• **Task to complete**
Copy out the records again. Change nothing.
+ + + + +
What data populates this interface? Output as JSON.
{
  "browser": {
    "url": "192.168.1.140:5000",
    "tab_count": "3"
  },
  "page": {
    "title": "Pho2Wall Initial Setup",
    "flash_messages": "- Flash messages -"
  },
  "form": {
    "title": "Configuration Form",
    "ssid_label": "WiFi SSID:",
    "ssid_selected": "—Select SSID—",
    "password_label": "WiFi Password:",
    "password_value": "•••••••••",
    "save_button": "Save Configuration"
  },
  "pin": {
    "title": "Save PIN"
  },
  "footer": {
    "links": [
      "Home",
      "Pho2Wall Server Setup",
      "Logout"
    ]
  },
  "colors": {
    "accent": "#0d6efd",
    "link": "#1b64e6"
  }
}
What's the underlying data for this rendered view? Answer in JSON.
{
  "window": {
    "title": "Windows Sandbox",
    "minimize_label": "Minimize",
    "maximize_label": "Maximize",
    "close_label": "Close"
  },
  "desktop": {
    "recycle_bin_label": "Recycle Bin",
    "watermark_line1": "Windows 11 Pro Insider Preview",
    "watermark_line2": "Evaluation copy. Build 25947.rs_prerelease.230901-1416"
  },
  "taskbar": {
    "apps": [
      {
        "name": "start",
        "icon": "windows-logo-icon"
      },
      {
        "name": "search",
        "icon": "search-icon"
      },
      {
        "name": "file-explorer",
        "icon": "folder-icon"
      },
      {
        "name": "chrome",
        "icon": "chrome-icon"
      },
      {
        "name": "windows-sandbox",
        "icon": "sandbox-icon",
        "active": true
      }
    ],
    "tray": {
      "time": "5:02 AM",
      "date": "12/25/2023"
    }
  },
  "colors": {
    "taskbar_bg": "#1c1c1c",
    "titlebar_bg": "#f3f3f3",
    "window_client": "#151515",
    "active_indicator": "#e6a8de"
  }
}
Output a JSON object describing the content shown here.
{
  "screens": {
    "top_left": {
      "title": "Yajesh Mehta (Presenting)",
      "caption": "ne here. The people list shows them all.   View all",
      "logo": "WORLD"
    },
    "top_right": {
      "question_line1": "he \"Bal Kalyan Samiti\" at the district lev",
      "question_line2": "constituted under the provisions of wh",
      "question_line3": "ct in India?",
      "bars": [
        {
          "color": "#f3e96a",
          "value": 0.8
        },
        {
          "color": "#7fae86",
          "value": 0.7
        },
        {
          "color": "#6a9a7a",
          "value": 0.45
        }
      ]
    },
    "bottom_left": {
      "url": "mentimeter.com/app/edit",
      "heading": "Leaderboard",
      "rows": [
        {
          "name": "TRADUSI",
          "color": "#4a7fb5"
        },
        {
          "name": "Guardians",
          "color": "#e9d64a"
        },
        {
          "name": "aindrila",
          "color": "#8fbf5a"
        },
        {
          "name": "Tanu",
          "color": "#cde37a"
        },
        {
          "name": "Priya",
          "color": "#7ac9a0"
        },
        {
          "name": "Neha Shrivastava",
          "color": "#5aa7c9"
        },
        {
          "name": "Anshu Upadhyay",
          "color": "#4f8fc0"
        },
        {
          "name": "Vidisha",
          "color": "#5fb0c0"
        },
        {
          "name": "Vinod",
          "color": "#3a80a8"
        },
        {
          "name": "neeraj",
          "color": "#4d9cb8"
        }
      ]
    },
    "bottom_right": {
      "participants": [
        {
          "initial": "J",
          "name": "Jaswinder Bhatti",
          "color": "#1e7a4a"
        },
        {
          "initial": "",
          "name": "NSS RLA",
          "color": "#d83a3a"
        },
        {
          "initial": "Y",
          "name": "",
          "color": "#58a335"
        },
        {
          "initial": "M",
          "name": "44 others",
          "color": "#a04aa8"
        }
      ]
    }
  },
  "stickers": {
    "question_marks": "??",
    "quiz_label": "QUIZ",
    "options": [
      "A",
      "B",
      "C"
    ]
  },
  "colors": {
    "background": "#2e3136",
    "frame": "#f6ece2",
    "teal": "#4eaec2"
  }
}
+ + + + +
• **Solution for this problem**
What data populates this interface? Output as JSON.
{
  "browser": {
    "url": "192.168.1.140:5000",
    "tab_count": "3"
  },
  "page": {
    "title": "Pho2Wall Initial Setup",
    "flash_messages": "- Flash messages -"
  },
  "form": {
    "title": "Configuration Form",
    "ssid_label": "WiFi SSID:",
    "ssid_selected": "—Select SSID—",
    "password_label": "WiFi Password:",
    "password_value": "•••••••••",
    "save_button": "Save Configuration"
  },
  "pin": {
    "title": "Save PIN"
  },
  "footer": {
    "links": [
      "Home",
      "Pho2Wall Server Setup",
      "Logout"
    ]
  },
  "colors": {
    "accent": "#0d6efd",
    "link": "#1b64e6"
  }
}
What's the underlying data for this rendered view? Answer in JSON.
{
  "window": {
    "title": "Windows Sandbox",
    "minimize_label": "Minimize",
    "maximize_label": "Maximize",
    "close_label": "Close"
  },
  "desktop": {
    "recycle_bin_label": "Recycle Bin",
    "watermark_line1": "Windows 11 Pro Insider Preview",
    "watermark_line2": "Evaluation copy. Build 25947.rs_prerelease.230901-1416"
  },
  "taskbar": {
    "apps": [
      {
        "name": "start",
        "icon": "windows-logo-icon"
      },
      {
        "name": "search",
        "icon": "search-icon"
      },
      {
        "name": "file-explorer",
        "icon": "folder-icon"
      },
      {
        "name": "chrome",
        "icon": "chrome-icon"
      },
      {
        "name": "windows-sandbox",
        "icon": "sandbox-icon",
        "active": true
      }
    ],
    "tray": {
      "time": "5:02 AM",
      "date": "12/25/2023"
    }
  },
  "colors": {
    "taskbar_bg": "#1c1c1c",
    "titlebar_bg": "#f3f3f3",
    "window_client": "#151515",
    "active_indicator": "#e6a8de"
  }
}
Output a JSON object describing the content shown here.
{
  "screens": {
    "top_left": {
      "title": "Yajesh Mehta (Presenting)",
      "caption": "ne here. The people list shows them all.   View all",
      "logo": "WORLD"
    },
    "top_right": {
      "question_line1": "he \"Bal Kalyan Samiti\" at the district lev",
      "question_line2": "constituted under the provisions of wh",
      "question_line3": "ct in India?",
      "bars": [
        {
          "color": "#f3e96a",
          "value": 0.8
        },
        {
          "color": "#7fae86",
          "value": 0.7
        },
        {
          "color": "#6a9a7a",
          "value": 0.45
        }
      ]
    },
    "bottom_left": {
      "url": "mentimeter.com/app/edit",
      "heading": "Leaderboard",
      "rows": [
        {
          "name": "TRADUSI",
          "color": "#4a7fb5"
        },
        {
          "name": "Guardians",
          "color": "#e9d64a"
        },
        {
          "name": "aindrila",
          "color": "#8fbf5a"
        },
        {
          "name": "Tanu",
          "color": "#cde37a"
        },
        {
          "name": "Priya",
          "color": "#7ac9a0"
        },
        {
          "name": "Neha Shrivastava",
          "color": "#5aa7c9"
        },
        {
          "name": "Anshu Upadhyay",
          "color": "#4f8fc0"
        },
        {
          "name": "Vidisha",
          "color": "#5fb0c0"
        },
        {
          "name": "Vinod",
          "color": "#3a80a8"
        },
        {
          "name": "neeraj",
          "color": "#4d9cb8"
        }
      ]
    },
    "bottom_right": {
      "participants": [
        {
          "initial": "J",
          "name": "Jaswinder Bhatti",
          "color": "#1e7a4a"
        },
        {
          "initial": "",
          "name": "NSS RLA",
          "color": "#d83a3a"
        },
        {
          "initial": "Y",
          "name": "",
          "color": "#58a335"
        },
        {
          "initial": "M",
          "name": "44 others",
          "color": "#a04aa8"
        }
      ]
    }
  },
  "stickers": {
    "question_marks": "??",
    "quiz_label": "QUIZ",
    "options": [
      "A",
      "B",
      "C"
    ]
  },
  "colors": {
    "background": "#2e3136",
    "frame": "#f6ece2",
    "teal": "#4eaec2"
  }
}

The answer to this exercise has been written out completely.